__GOAL OF THE EXERCISE__: Show the lines below where "Aygıtı" occurs.

(LISTED ENTRIES)

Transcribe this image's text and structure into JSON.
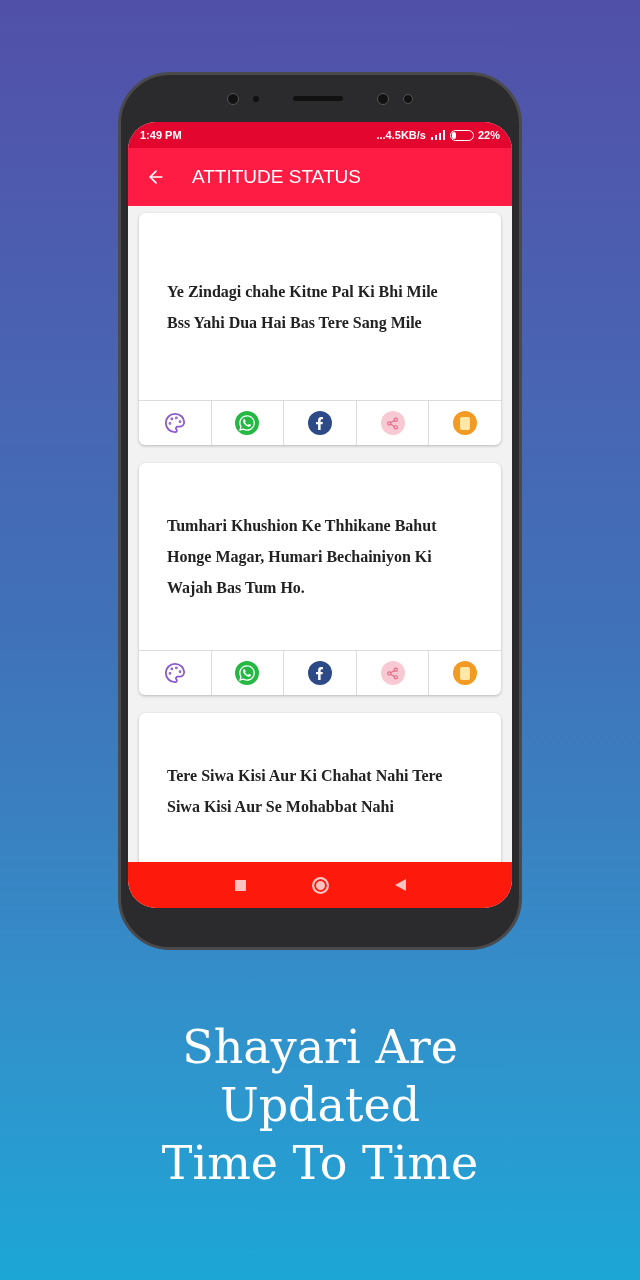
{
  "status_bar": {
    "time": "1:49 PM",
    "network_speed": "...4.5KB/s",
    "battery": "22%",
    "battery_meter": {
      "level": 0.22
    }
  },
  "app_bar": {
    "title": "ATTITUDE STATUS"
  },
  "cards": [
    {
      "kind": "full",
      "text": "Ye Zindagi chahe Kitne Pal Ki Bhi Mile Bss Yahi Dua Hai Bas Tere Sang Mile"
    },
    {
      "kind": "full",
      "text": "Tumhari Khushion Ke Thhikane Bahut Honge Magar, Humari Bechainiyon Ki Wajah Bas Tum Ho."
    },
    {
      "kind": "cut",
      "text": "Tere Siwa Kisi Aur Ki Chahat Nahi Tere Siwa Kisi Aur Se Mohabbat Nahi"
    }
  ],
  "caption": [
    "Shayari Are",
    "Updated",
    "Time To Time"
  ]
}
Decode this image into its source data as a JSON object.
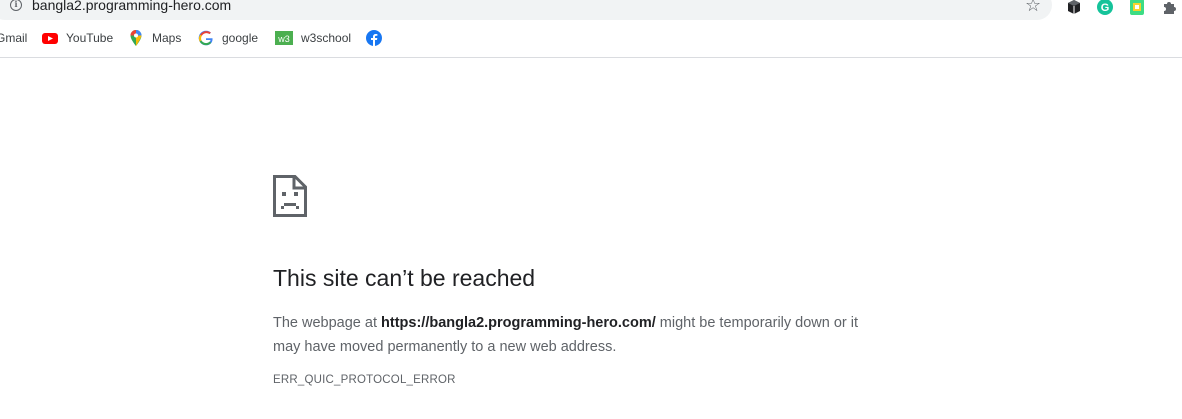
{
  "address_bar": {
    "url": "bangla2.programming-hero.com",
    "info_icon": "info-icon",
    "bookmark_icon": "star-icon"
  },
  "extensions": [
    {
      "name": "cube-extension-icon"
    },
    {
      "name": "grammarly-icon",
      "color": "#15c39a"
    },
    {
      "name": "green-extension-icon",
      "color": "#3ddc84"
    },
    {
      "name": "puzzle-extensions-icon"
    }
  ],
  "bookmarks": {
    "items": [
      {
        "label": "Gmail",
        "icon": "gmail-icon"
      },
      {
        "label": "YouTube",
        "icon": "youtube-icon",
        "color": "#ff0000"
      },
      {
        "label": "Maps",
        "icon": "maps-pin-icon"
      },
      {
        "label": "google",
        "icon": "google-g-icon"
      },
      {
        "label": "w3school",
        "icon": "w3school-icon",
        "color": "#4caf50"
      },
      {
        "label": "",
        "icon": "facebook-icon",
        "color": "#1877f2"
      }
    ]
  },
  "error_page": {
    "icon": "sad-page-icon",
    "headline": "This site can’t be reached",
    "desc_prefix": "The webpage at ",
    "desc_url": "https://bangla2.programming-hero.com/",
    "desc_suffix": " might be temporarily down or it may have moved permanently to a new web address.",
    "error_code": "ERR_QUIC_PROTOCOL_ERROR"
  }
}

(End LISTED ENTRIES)
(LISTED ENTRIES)

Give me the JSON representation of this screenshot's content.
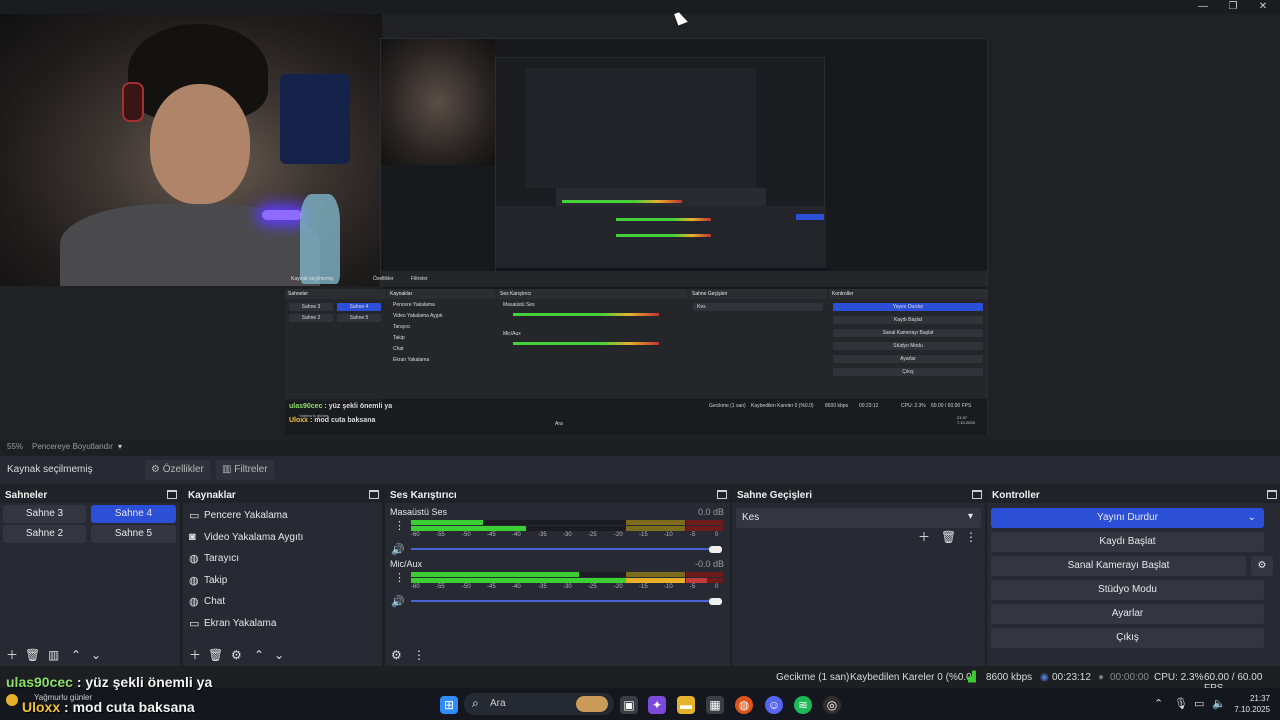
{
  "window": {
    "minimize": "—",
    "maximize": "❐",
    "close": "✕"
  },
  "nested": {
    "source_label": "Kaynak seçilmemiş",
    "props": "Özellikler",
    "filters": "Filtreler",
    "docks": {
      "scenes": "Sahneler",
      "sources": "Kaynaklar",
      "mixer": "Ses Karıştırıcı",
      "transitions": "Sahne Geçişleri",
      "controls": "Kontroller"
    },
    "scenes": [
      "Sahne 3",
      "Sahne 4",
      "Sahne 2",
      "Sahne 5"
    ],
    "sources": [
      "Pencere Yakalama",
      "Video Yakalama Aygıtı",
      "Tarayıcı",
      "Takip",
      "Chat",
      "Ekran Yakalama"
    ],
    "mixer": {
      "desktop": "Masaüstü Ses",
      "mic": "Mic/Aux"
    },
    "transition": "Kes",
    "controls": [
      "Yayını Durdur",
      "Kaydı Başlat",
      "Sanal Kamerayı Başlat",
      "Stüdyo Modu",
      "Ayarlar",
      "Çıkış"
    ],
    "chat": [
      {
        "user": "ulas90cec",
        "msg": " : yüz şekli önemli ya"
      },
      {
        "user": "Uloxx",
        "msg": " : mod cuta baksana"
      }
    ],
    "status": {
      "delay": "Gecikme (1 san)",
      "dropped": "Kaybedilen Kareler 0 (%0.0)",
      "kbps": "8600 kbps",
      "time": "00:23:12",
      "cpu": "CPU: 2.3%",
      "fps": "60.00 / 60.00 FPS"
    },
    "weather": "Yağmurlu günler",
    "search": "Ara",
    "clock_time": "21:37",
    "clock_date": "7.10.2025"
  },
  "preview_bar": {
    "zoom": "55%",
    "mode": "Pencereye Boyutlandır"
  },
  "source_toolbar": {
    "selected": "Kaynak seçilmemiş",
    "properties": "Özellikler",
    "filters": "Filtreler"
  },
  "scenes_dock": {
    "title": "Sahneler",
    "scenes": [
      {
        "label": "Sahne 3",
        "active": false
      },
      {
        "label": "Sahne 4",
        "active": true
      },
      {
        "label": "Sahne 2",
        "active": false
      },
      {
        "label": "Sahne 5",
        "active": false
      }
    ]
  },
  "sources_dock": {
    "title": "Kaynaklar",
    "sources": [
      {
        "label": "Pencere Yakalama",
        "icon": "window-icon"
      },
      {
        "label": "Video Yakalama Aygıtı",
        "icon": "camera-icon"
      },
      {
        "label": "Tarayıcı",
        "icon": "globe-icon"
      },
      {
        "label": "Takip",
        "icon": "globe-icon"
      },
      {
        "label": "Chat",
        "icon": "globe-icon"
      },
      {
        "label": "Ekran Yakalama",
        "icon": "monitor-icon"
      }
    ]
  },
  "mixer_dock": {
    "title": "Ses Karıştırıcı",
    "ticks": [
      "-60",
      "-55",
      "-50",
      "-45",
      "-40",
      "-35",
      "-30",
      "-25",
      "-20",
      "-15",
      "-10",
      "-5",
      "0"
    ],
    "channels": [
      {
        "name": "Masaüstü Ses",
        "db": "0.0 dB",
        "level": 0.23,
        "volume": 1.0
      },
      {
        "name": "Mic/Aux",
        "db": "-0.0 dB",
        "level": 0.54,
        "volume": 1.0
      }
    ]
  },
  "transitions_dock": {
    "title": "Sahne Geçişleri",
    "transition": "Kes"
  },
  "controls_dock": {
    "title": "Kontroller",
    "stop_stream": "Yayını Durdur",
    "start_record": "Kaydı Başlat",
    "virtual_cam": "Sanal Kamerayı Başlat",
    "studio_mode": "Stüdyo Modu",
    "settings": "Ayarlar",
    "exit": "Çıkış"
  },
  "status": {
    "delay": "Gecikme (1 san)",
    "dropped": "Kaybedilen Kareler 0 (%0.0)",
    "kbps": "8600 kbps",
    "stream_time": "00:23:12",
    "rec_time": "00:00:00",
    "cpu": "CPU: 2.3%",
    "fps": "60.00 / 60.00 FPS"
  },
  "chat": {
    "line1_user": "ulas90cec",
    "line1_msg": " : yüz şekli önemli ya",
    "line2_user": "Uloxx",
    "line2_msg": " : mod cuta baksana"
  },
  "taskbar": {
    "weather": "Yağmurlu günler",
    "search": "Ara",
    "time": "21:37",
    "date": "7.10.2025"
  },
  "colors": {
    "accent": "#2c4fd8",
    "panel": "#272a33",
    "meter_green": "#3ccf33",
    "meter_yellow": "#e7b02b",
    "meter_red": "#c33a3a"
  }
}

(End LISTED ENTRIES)

__COMPLETED EXERCISE__:
      "Video Yakalama Aygıtı",
        "label": "Video Yakalama Aygıtı",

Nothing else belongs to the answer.